Bottom Line: Electron transfer dissociation (ETD) is a recently introduced mass spectrometric technique which has proven to be an excellent tool for the elucidation of labile post-translational modifications such as phosphorylation and O-GlcNAcylation of serine and threonine residues.Analysis of approximately 19,000 peptides derived from both standard proteins and complex protein samples revealed that (i) CID identified 50% more peptides than ETD; (ii) ETD resulted in approximately 20% increase in amino acid sequence coverage over CID; and (iii) combining CID and ETD fragmentation increased the sequence coverage for an average tryptic peptide to 92%.Interestingly, our analysis revealed that nearly 60% of all ETD-identified peptides carried two positive charges, which is in sharp contrast to what has been generally accepted.

View Article: PubMed Central - PubMed

Affiliation: McKusick-Nathans Institute of Genetic Medicine and Department of Biological Chemistry, The Johns Hopkins University, Baltimore, Maryland 21205, USA.
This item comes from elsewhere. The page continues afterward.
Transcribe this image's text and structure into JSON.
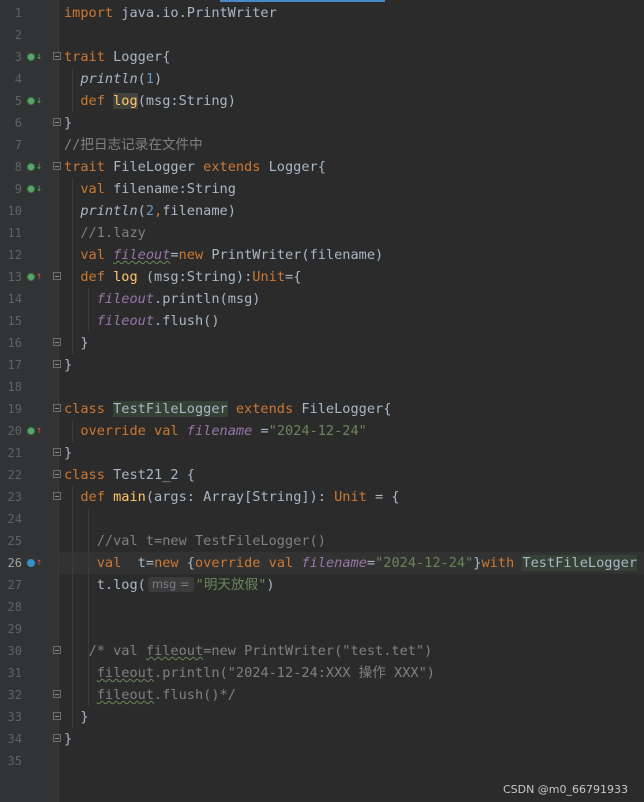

ABSTRACT
Electron transfer dissociation (ETD) is a recently introduced mass spectrometric technique which has proven to be an excellent tool for the elucidation of labile post-translational modifications such as phosphorylation and O-GlcNAcylation of serine and threonine residues. However, unlike collision induced dissociation (CID), which has been studied for decades, the intricacies of ETD-based fragmentation have not yet been firmly established or systematically addressed. In this analysis, we have systematically compared the CID and ETD fragmentation patterns for the large majority of the peptides that do not contain such labile modifications. Using a standard 48 protein mix, we were able to measure false-positive rates for the experiments and also assess a large number of peptides for a detailed comparison of CID and ETD fragmentation pattern. Analysis of approximately 19,000 peptides derived from both standard proteins and complex protein samples revealed that (i) CID identified 50% more peptides than ETD; (ii) ETD resulted in approximately 20% increase in amino acid sequence coverage over CID; and (iii) combining CID and ETD fragmentation increased the sequence coverage for an average tryptic peptide to 92%. Interestingly, our analysis revealed that nearly 60% of all ETD-identified peptides carried two positive charges, which is in sharp contrast to what has been generally accepted. We also present a novel strategy for automatic validation of peptide assignments based on identification of a peptide by consecutive CID and ETD fragmentation in an alternating mode.

Show MeSH
Related in: MedlinePlus